National Agricultural Soil Carbon Observatory
Eddy Covariance is a micrometeorlogical technique used to directly measure the rate of CO2 exchange between the atmosphere and terrestrial ecosystems. In 2021, The National Agricultural Soil Carbon Observatory (NASCO) was funded by the Department of Agriculture, Food and the Marine (DAFM). Establishment is currently underway and will include 32 Eddy Covariance Flux Towers located on benchmark sites including agricultural grasslands, mineral soils and peatlands. The data generated will provide accurate, long-term information on the carbon dynamics of Irish agricultural systems. This will also complement the greenhouse gas research carried out as part of Teagasc Sign Post farms, Vista Milk, Terrain AI and the Agricultural Catchments Programme. Overall, NASCO will place Ireland at the forefront of international carbon research and will enable:
- Improved measurement, modelling and mapping of carbon uptake and release from agricultural land
- Accurate assessment of carbon sequestration according to climatic conditions, soil type and agricultural management practices
- Better understanding of the efficacy of mitigation measures to increase carbon sequestration
- National inventory and emission factor refinement
- Allow for participation in the EU ICOS (Integrated Carbon Observation System) network
Nasco 4 – Long term grazed grassland site with eddy covariance tower at Johnstown Castle, Co. Wexford.
Nasco 5 - Eddy covariance tower deployed on a Tillage site in the Castledockrell catchment, Co. Wexford
Signpost Programme Soil Carbon Sampling
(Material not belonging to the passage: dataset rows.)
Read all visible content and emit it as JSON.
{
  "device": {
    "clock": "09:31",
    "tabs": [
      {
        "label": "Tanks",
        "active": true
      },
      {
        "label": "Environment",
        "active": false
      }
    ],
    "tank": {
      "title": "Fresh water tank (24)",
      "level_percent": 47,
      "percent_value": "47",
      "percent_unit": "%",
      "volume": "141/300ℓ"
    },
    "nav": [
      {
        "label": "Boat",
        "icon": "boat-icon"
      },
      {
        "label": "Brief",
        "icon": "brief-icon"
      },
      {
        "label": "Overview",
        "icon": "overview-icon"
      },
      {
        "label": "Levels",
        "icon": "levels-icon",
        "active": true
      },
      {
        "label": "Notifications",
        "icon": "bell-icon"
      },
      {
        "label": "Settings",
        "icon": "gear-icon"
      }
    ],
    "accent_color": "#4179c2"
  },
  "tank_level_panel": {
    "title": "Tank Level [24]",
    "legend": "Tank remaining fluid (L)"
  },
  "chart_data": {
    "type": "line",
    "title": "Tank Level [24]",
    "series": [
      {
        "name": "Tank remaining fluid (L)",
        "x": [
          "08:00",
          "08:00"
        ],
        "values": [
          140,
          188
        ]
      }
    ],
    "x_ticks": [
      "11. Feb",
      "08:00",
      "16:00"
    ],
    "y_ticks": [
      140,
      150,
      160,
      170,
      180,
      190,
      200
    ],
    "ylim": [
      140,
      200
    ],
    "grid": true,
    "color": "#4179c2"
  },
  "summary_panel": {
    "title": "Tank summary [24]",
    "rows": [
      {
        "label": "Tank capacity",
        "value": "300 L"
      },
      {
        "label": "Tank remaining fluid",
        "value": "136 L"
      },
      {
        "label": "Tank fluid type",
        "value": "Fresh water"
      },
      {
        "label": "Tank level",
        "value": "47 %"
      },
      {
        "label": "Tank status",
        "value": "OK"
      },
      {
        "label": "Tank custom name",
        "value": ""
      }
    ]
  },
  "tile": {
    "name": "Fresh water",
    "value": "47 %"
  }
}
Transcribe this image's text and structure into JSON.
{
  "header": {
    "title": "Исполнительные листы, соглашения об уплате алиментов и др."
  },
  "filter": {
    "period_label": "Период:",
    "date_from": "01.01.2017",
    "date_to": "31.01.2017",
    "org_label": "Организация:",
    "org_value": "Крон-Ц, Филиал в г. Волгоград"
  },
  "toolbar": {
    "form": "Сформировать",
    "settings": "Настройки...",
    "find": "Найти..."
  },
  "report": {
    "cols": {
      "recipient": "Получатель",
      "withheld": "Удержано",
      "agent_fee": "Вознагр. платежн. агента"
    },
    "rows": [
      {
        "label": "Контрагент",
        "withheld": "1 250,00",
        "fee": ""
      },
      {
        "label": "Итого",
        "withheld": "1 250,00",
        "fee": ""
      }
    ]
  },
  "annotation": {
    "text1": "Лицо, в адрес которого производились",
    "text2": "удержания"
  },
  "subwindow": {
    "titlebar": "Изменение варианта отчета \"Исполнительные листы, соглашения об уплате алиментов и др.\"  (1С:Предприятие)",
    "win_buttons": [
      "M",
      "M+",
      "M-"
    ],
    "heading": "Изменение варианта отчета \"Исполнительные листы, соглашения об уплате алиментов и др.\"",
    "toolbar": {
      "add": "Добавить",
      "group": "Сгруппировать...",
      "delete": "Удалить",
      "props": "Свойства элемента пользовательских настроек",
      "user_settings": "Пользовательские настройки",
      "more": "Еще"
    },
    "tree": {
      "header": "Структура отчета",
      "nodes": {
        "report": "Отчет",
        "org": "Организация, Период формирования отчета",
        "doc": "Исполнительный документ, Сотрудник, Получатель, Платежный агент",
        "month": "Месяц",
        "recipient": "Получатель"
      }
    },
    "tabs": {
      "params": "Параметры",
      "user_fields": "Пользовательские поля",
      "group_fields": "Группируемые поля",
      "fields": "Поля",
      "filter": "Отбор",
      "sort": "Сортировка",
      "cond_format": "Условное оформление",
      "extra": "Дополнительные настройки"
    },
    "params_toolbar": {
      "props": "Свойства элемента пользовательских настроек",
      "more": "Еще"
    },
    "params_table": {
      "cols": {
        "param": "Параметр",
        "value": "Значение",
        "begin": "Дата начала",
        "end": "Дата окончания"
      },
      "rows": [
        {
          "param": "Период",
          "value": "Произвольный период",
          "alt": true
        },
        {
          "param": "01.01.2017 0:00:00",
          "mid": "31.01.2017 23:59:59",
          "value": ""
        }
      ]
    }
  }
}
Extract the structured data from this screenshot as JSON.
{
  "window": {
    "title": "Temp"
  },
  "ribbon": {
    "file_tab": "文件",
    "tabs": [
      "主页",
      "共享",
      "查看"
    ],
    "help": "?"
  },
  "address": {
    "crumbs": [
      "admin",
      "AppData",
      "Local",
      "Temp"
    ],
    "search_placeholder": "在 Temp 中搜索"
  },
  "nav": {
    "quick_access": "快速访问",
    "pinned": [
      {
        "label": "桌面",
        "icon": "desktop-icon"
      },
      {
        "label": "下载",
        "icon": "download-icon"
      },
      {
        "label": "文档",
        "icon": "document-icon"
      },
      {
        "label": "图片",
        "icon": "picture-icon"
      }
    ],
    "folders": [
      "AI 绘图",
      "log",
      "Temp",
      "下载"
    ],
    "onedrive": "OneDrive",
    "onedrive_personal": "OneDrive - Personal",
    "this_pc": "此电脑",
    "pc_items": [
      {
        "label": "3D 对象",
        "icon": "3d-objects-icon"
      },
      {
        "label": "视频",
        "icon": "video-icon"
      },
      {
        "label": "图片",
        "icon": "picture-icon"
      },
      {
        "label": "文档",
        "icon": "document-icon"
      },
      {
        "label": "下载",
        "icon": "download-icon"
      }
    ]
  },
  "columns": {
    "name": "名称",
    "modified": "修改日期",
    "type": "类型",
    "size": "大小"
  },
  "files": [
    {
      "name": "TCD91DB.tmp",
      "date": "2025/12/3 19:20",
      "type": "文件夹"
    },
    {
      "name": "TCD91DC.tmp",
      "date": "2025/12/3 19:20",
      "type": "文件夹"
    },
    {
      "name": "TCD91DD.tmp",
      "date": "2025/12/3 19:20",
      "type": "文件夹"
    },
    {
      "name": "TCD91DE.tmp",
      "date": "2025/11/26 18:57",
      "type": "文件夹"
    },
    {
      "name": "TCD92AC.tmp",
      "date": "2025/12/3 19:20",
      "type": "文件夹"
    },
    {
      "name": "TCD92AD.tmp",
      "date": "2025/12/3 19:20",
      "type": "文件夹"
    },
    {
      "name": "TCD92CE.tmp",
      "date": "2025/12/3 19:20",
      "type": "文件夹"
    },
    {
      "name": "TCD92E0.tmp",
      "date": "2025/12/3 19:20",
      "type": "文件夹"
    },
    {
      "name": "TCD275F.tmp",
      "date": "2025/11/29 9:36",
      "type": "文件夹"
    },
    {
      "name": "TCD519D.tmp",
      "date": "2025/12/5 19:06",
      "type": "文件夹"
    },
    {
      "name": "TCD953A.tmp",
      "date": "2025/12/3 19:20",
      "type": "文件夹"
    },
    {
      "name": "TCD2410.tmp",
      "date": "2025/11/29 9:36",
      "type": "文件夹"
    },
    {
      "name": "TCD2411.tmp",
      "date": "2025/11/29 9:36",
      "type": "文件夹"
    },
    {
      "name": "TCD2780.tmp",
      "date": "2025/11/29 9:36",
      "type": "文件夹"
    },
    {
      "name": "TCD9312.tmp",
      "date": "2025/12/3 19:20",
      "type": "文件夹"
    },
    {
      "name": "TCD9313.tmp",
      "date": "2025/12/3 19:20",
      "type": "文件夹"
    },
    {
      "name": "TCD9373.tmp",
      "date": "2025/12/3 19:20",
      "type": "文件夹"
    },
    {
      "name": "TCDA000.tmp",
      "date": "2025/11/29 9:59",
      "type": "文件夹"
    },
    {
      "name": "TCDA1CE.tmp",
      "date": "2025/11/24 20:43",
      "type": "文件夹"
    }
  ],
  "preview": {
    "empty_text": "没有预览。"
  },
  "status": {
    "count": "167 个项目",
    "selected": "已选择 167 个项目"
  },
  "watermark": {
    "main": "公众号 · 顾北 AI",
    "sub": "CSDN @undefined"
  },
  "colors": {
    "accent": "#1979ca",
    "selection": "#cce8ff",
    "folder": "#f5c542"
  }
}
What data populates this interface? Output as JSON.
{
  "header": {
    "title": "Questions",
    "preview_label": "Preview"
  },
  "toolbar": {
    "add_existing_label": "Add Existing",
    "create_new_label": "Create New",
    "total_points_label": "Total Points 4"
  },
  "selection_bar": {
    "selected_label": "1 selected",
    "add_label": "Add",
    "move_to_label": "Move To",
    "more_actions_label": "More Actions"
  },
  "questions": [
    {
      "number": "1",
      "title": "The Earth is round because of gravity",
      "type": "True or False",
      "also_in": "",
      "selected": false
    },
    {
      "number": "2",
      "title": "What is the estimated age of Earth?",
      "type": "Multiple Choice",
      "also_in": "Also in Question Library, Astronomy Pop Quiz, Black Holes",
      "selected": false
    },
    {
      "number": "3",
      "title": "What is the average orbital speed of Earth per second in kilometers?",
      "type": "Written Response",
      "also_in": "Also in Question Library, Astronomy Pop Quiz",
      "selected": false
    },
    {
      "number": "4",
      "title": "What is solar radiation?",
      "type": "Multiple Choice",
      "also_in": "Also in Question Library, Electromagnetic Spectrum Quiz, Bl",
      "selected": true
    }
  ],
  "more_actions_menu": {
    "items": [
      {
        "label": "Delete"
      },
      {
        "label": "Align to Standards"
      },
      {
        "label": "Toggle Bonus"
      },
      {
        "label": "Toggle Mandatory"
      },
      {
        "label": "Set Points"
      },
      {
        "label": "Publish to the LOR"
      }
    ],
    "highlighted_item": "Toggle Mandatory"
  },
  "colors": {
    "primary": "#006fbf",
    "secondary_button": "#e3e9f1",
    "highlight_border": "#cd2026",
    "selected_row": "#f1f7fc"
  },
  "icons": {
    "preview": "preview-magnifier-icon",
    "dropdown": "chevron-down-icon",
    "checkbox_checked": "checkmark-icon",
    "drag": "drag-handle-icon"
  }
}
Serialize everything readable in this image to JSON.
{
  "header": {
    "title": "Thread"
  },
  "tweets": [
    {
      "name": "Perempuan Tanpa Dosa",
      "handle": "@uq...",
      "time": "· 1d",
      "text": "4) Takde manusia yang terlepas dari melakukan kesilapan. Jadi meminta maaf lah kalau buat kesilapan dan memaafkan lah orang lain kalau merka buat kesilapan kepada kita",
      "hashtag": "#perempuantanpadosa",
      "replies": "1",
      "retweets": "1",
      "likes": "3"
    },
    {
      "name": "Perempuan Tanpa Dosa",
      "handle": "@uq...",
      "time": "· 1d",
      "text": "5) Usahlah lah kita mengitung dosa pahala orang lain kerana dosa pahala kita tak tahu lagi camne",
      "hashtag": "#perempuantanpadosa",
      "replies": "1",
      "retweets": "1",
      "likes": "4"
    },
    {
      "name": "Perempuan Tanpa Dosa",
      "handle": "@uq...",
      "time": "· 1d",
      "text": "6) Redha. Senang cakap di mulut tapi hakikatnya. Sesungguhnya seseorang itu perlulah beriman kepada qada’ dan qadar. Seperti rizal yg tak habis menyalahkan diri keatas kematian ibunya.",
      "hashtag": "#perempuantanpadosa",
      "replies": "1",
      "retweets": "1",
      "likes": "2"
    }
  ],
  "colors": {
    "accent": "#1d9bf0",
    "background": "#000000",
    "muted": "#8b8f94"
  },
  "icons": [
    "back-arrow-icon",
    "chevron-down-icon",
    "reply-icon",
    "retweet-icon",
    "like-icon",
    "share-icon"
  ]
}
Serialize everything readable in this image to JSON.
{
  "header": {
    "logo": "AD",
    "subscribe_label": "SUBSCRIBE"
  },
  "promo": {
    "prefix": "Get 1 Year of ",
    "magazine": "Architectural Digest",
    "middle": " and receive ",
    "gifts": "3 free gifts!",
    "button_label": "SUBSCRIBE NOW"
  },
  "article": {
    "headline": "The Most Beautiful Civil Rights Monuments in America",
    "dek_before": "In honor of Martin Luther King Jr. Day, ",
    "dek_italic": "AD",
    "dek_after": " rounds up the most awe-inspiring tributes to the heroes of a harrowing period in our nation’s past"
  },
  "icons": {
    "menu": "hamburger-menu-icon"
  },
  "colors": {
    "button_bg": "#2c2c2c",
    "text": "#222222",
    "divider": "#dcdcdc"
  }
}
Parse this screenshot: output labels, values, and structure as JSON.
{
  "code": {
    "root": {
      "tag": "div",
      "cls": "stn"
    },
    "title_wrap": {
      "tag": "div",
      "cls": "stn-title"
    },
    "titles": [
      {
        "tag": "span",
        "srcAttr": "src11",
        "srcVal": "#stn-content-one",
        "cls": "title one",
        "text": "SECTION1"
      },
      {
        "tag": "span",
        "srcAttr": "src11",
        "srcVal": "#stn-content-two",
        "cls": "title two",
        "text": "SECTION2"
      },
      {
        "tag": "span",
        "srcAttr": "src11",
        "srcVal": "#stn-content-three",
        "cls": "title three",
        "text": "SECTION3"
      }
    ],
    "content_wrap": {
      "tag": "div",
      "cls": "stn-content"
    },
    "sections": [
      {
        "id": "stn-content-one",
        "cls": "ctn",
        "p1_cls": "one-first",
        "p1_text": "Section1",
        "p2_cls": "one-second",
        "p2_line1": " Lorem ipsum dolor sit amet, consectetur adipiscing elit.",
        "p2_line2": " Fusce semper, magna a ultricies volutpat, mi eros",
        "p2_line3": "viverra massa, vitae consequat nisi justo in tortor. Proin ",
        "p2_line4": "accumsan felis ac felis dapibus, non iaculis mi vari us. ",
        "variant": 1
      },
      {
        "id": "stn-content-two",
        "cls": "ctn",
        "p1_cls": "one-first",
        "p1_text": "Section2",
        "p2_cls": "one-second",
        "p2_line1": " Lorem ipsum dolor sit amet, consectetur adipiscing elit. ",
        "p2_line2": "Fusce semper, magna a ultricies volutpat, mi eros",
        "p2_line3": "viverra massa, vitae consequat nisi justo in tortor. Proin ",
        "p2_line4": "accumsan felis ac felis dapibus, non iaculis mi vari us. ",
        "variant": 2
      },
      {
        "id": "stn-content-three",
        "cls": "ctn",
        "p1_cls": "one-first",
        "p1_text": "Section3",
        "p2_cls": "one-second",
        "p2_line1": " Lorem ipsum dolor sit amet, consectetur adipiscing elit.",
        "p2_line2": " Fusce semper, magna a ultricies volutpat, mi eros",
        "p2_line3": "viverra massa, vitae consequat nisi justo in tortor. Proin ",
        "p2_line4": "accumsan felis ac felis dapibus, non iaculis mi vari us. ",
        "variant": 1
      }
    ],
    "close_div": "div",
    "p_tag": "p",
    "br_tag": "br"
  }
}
The first phase of a national soil sampling campaign was undertaken in 2021/22 across 104 Signpost Programme farms. Extensive soil sampling was performed on each farm to inform on the general nutrient status and gather preliminary information on soil organic carbon stocks. Ten centimetre core samples were taken across all Signpost farms, with further deep soil sampling scheduled to take place in 2022. Samples have been analysed for total carbon and organic carbon as well as pH and other major nutrients and trace elements. These analyses will act in tandem with the data from eddy covariance towers to help quantify soil carbon stocks and carbon sequestration rates on Irish farms. In turn, this will allow for a greater knowledge of sustainable land use management and will allow farmers to implement emission-reducing farming systems.
Technicians taking 10cm soil samples as part of the Signpost soil sampling campaign, Co. Roscommon.